TASK ITEM -
Repeat each line of the data below exactly, but skip the pictures.

GIVEN ENTRIES -
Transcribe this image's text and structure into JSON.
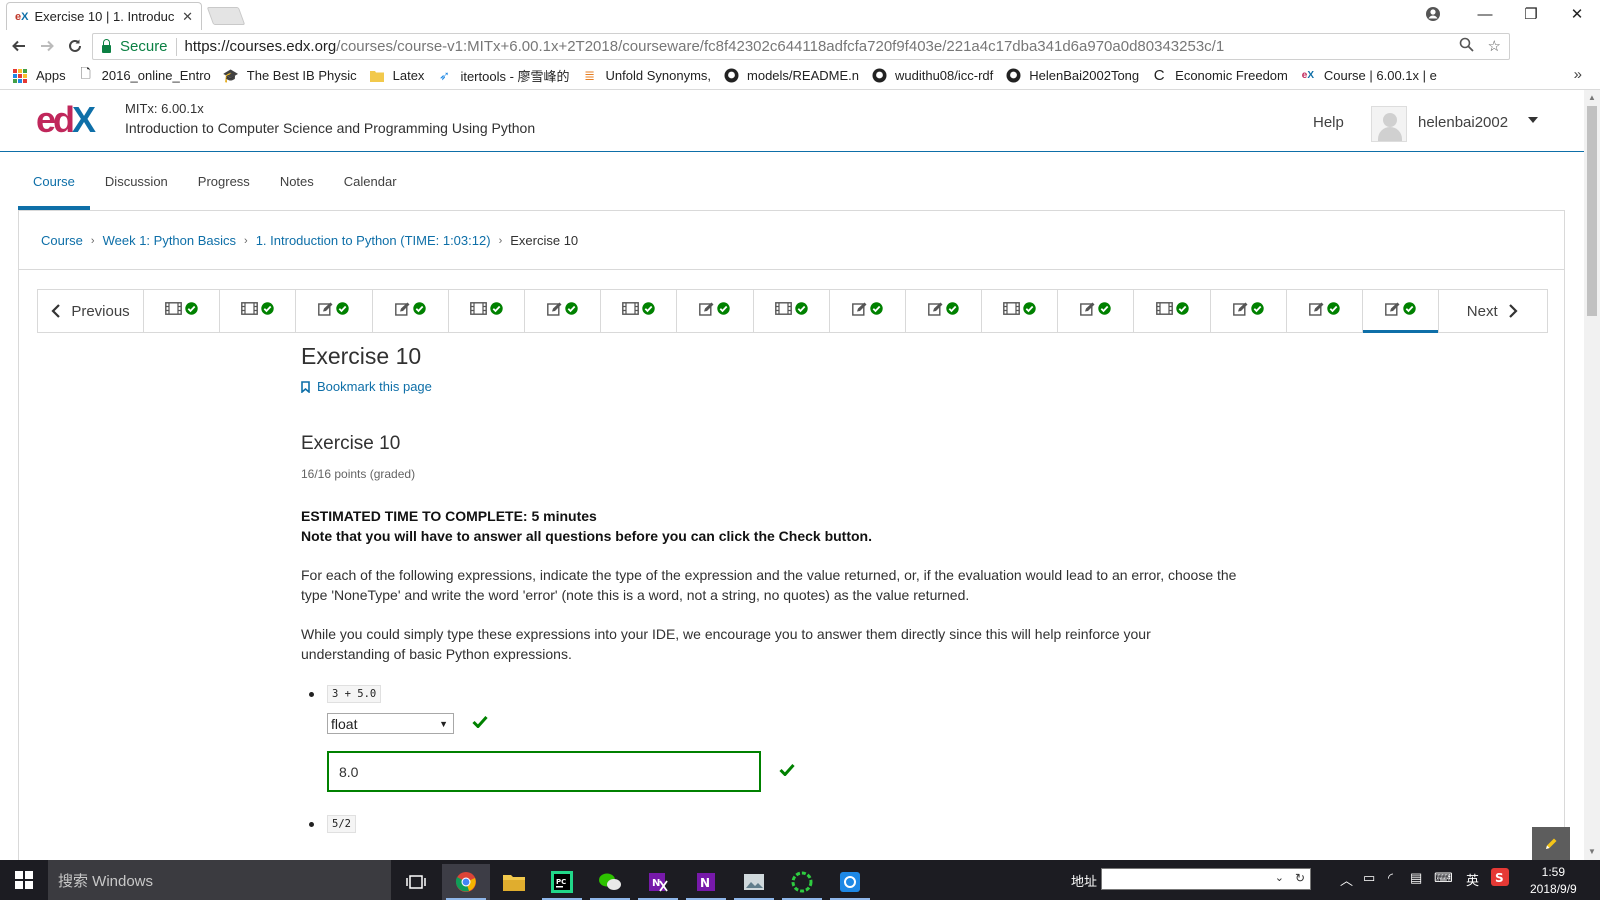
{
  "browser": {
    "tab_title": "Exercise 10 | 1. Introduc",
    "tab_favicon": "edX",
    "secure_label": "Secure",
    "url_host": "https://courses.edx.org",
    "url_path": "/courses/course-v1:MITx+6.00.1x+2T2018/courseware/fc8f42302c644118adfcfa720f9f403e/221a4c17dba341d6a970a0d80343253c/1",
    "bookmarks": [
      {
        "label": "Apps",
        "icon": "apps-grid-icon"
      },
      {
        "label": "2016_online_Entro",
        "icon": "page-icon"
      },
      {
        "label": "The Best IB Physic",
        "icon": "graduation-cap-icon"
      },
      {
        "label": "Latex",
        "icon": "folder-icon"
      },
      {
        "label": "itertools - 廖雪峰的",
        "icon": "rocket-icon"
      },
      {
        "label": "Unfold Synonyms,",
        "icon": "stack-icon"
      },
      {
        "label": "models/README.n",
        "icon": "github-icon"
      },
      {
        "label": "wudithu08/icc-rdf",
        "icon": "github-icon"
      },
      {
        "label": "HelenBai2002Tong",
        "icon": "github-icon"
      },
      {
        "label": "Economic Freedom",
        "icon": "c-icon"
      },
      {
        "label": "Course | 6.00.1x | e",
        "icon": "edx-icon"
      }
    ]
  },
  "header": {
    "course_org": "MITx: 6.00.1x",
    "course_name": "Introduction to Computer Science and Programming Using Python",
    "help": "Help",
    "username": "helenbai2002"
  },
  "course_tabs": [
    {
      "label": "Course",
      "active": true
    },
    {
      "label": "Discussion",
      "active": false
    },
    {
      "label": "Progress",
      "active": false
    },
    {
      "label": "Notes",
      "active": false
    },
    {
      "label": "Calendar",
      "active": false
    }
  ],
  "breadcrumb": {
    "items": [
      "Course",
      "Week 1: Python Basics",
      "1. Introduction to Python (TIME: 1:03:12)"
    ],
    "current": "Exercise 10"
  },
  "sequence": {
    "previous": "Previous",
    "next": "Next",
    "items": [
      "video",
      "video",
      "problem",
      "problem",
      "video",
      "problem",
      "video",
      "problem",
      "video",
      "problem",
      "problem",
      "video",
      "problem",
      "video",
      "problem",
      "problem",
      "problem"
    ],
    "completed": true,
    "active_index": 16
  },
  "unit": {
    "title": "Exercise 10",
    "bookmark": "Bookmark this page",
    "problem_title": "Exercise 10",
    "points": "16/16 points (graded)",
    "estimated_time": "ESTIMATED TIME TO COMPLETE: 5 minutes",
    "note": "Note that you will have to answer all questions before you can click the Check button.",
    "para1": "For each of the following expressions, indicate the type of the expression and the value returned, or, if the evaluation would lead to an error, choose the type 'NoneType' and write the word 'error' (note this is a word, not a string, no quotes) as the value returned.",
    "para2": "While you could simply type these expressions into your IDE, we encourage you to answer them directly since this will help reinforce your understanding of basic Python expressions.",
    "questions": [
      {
        "expression": "3 + 5.0",
        "type": "float",
        "value": "8.0"
      },
      {
        "expression": "5/2"
      }
    ]
  },
  "colors": {
    "edx_blue": "#0e6fa8",
    "edx_magenta": "#c0275b",
    "correct_green": "#008100"
  },
  "taskbar": {
    "search_placeholder": "搜索 Windows",
    "address_label": "地址",
    "ime": "英",
    "time": "1:59",
    "date": "2018/9/9"
  }
}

TASK OUTPUT -
Transcribe this image's text and structure into JSON.
{
  "browser": {
    "tab_title": "Exercise 10 | 1. Introduc",
    "tab_favicon": "edX",
    "secure_label": "Secure",
    "url_host": "https://courses.edx.org",
    "url_path": "/courses/course-v1:MITx+6.00.1x+2T2018/courseware/fc8f42302c644118adfcfa720f9f403e/221a4c17dba341d6a970a0d80343253c/1",
    "bookmarks": [
      {
        "label": "Apps",
        "icon": "apps-grid-icon"
      },
      {
        "label": "2016_online_Entro",
        "icon": "page-icon"
      },
      {
        "label": "The Best IB Physic",
        "icon": "graduation-cap-icon"
      },
      {
        "label": "Latex",
        "icon": "folder-icon"
      },
      {
        "label": "itertools - 廖雪峰的",
        "icon": "rocket-icon"
      },
      {
        "label": "Unfold Synonyms,",
        "icon": "stack-icon"
      },
      {
        "label": "models/README.n",
        "icon": "github-icon"
      },
      {
        "label": "wudithu08/icc-rdf",
        "icon": "github-icon"
      },
      {
        "label": "HelenBai2002Tong",
        "icon": "github-icon"
      },
      {
        "label": "Economic Freedom",
        "icon": "c-icon"
      },
      {
        "label": "Course | 6.00.1x | e",
        "icon": "edx-icon"
      }
    ]
  },
  "header": {
    "course_org": "MITx: 6.00.1x",
    "course_name": "Introduction to Computer Science and Programming Using Python",
    "help": "Help",
    "username": "helenbai2002"
  },
  "course_tabs": [
    {
      "label": "Course",
      "active": true
    },
    {
      "label": "Discussion",
      "active": false
    },
    {
      "label": "Progress",
      "active": false
    },
    {
      "label": "Notes",
      "active": false
    },
    {
      "label": "Calendar",
      "active": false
    }
  ],
  "breadcrumb": {
    "items": [
      "Course",
      "Week 1: Python Basics",
      "1. Introduction to Python (TIME: 1:03:12)"
    ],
    "current": "Exercise 10"
  },
  "sequence": {
    "previous": "Previous",
    "next": "Next",
    "items": [
      "video",
      "video",
      "problem",
      "problem",
      "video",
      "problem",
      "video",
      "problem",
      "video",
      "problem",
      "problem",
      "video",
      "problem",
      "video",
      "problem",
      "problem",
      "problem"
    ],
    "completed": true,
    "active_index": 16
  },
  "unit": {
    "title": "Exercise 10",
    "bookmark": "Bookmark this page",
    "problem_title": "Exercise 10",
    "points": "16/16 points (graded)",
    "estimated_time": "ESTIMATED TIME TO COMPLETE: 5 minutes",
    "note": "Note that you will have to answer all questions before you can click the Check button.",
    "para1": "For each of the following expressions, indicate the type of the expression and the value returned, or, if the evaluation would lead to an error, choose the type 'NoneType' and write the word 'error' (note this is a word, not a string, no quotes) as the value returned.",
    "para2": "While you could simply type these expressions into your IDE, we encourage you to answer them directly since this will help reinforce your understanding of basic Python expressions.",
    "questions": [
      {
        "expression": "3 + 5.0",
        "type": "float",
        "value": "8.0"
      },
      {
        "expression": "5/2"
      }
    ]
  },
  "colors": {
    "edx_blue": "#0e6fa8",
    "edx_magenta": "#c0275b",
    "correct_green": "#008100"
  },
  "taskbar": {
    "search_placeholder": "搜索 Windows",
    "address_label": "地址",
    "ime": "英",
    "time": "1:59",
    "date": "2018/9/9"
  }
}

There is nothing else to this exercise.